Honduras' soccer win in San Salvador on October 14, guaranteeing a World Cup berth for the Catrachos in South Africa in 2010, has potentially muddled negotiations to resolve the political crisis that erupted on June 28. As I noted in this space last week and also in Sports Illustrated, the prospect of a Honduran berth in the World Cup would provide the de facto government with the opportunity to use the result to rally the population around the flag, potentially providing an excuse to remain intransigent in the face of immense international pressure.
Indeed, with the declaration of yesterday as a national holiday, that is exactly what the Micheletti government did. But wait, it gets even more cynical, because just as the determining game was getting underway in San Salvador, a Micheletti spokesman was walking away from an apparent agreement in principal that had been struck by the opposing parties earlier in the day to resolve the crisis. The calculation now appears to be that the Honduran win will buy additional time for the de facto government in its efforts to keep the deposed president Zelaya holed up in the Brazilian Embassy.
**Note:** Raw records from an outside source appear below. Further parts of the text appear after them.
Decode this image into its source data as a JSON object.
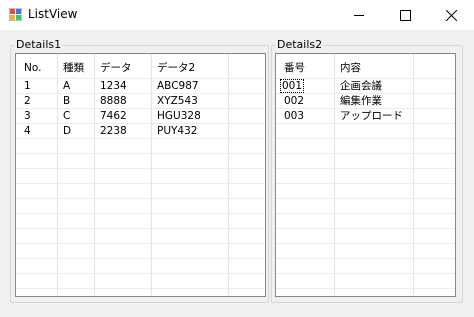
{
  "window": {
    "title": "ListView"
  },
  "details1": {
    "label": "Details1",
    "headers": [
      "No.",
      "種類",
      "データ",
      "データ2"
    ],
    "rows": [
      [
        "1",
        "A",
        "1234",
        "ABC987"
      ],
      [
        "2",
        "B",
        "8888",
        "XYZ543"
      ],
      [
        "3",
        "C",
        "7462",
        "HGU328"
      ],
      [
        "4",
        "D",
        "2238",
        "PUY432"
      ]
    ]
  },
  "details2": {
    "label": "Details2",
    "headers": [
      "番号",
      "内容"
    ],
    "rows": [
      [
        "001",
        "企画会議"
      ],
      [
        "002",
        "編集作業"
      ],
      [
        "003",
        "アップロード"
      ]
    ]
  },
  "colors": {
    "window_bg": "#f0f0f0",
    "titlebar_bg": "#ffffff",
    "grid_line": "#e5e5e5",
    "listview_border": "#828790"
  }
}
Micheletti’s gambit is only the latest example of a well-worn path in Latin America of attempting to transfer good feelings resulting from international sporting victories to support the government in power. One need only think of the World Cup in Argentina in 1978, for example. More broadly, former Eastern Bloc nations routinely used sport to promote the legitimacy and superiority of their systems internationally, and Cuba continues to do so to this day, though with less overt success. It may be cynical and heavy-handed, but it apparently still works.